In one such wonderful book, a father is quoted on his decision to avoid jobs that meant too much travel or too many hours. It was a priority that appealed to me since that was my priority placed before God. It told me that such a decision was godly even if it would not look ‘manly’.
T – Teacher
When my first son was born, my only desire was that he would know the Lord Jesus Christ as his Saviour. I had no ambition or aspirations to impose on the child. Priority for God carries in families, and it is never too late to start. (Deuteronomy 11:18-19, NIV)
Teaching is primarily, example. A father who guides his children to read the Bible must himself be visible reading the Bible daily and reading or telling Bible stories to his children from a young age – and living by those words. A well-known saying is: “Do not be concerned whether your children will do what you say. Be concerned that they will do what you do.”
H – Human
A close young relative confessed to years of temptation that he was going through, perhaps feeling also that this confession was going to mark the end of something in his life – even the end of his salvation. It was a huge relief to him when I responded with love, explaining to him that these were temptations that I also struggled with. They were not what lost salvation – they were what made Christ’s salvation essential, yet not to be taken lightly. Hebrews 4:15 (NIV) speaks of a God who became human.
What makes parenting work is a mystery, which needs prayer and God’s grace, and the flesh-and-blood availability of the parent over the years. This is God’s model. Wherever one invests, there will be a return. If one invests in children’s lives, there will be a return.
E – Encourager
There is a saying, “Encouragement is the oxygen of the soul.” Jesus spoke of the Friend, the Holy Spirit, who would be the constant source of encouragement from God the Father (John 14:16-17, The Message).
Specifically, on encouragement in education, research suggests that a father’s involvement in his children’s education and school lives is a powerful factor in the children’s academic achievement – even if he himself has only limited schooling.4 It is the father’s interest that matters, even in families in which the mother is the more capable teacher or disciplining force. This is a unique influence of fathers – as different from mothers – not only on sons, but also on daughters. Fathers are a source of courage for their children – and they need oxygen, too!
R – Reasonable
“Come now, let us reason together,” says the Lord (Isaiah 1:18a, ESV) is what God himself offers His children. How much more is the call to earthly fathers to be gentle and open in communicating with their children?
It is only in a spirit of openness that authority and limits can be conveyed, especially as the children grow older. A useful principle is that the lines are immovable on moral issues; however, on other matters like styles, or sensible education and career choices, it is best to allow freedom as much as possible.
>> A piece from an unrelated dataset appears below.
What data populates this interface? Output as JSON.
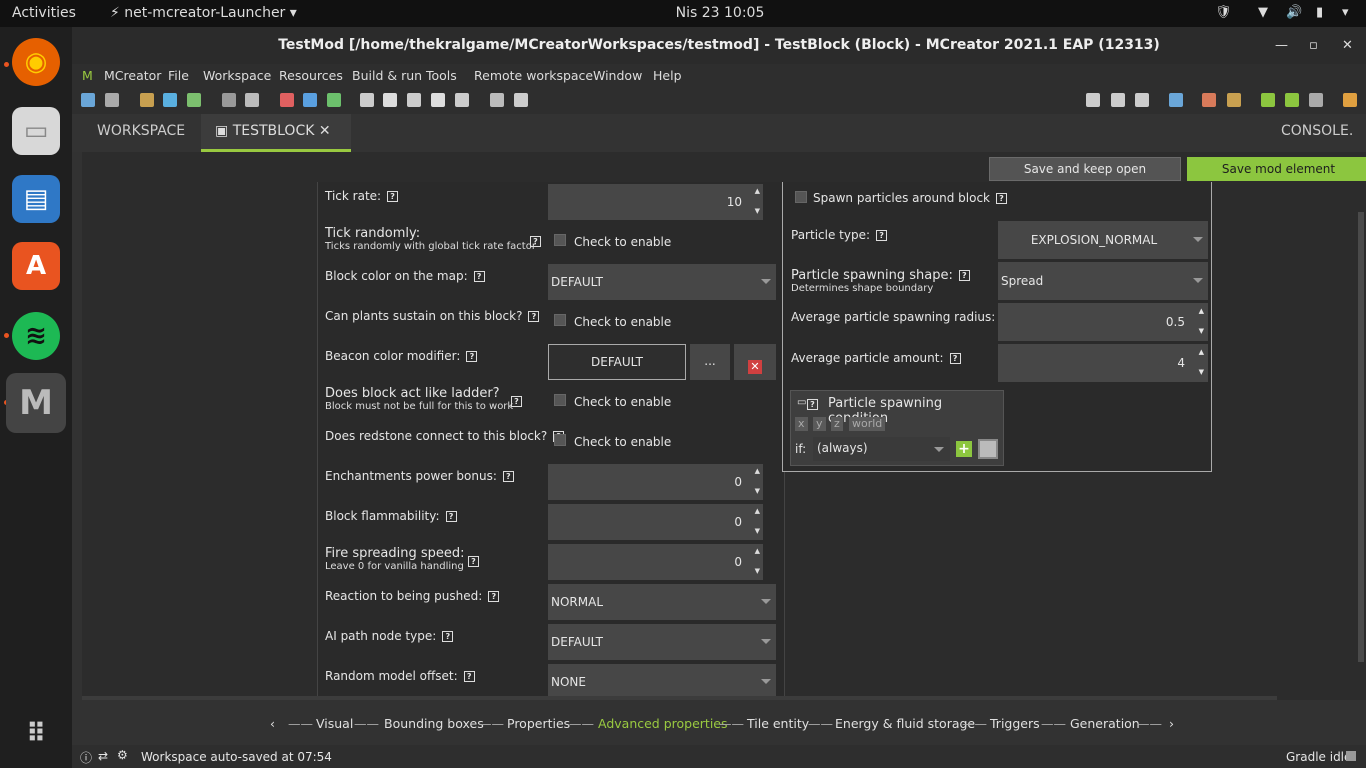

As has been the theme throughout this piece, availability of a parent almost as an older friend, even for grown-up children, is more important than tight control (Ephesians 6:4).
Fathers are expected to be big enough to catch their children when they fall or are at risk. All Christian life is a balance, and how much to control and how much to let go is indeed like a tightrope walk. Once one has set out on the line, and the walk of a child’s life has started, looking back and looking down are not options. Looking forward with hope and looking upward for strength, guidance and forgiveness are the only ways to abundance!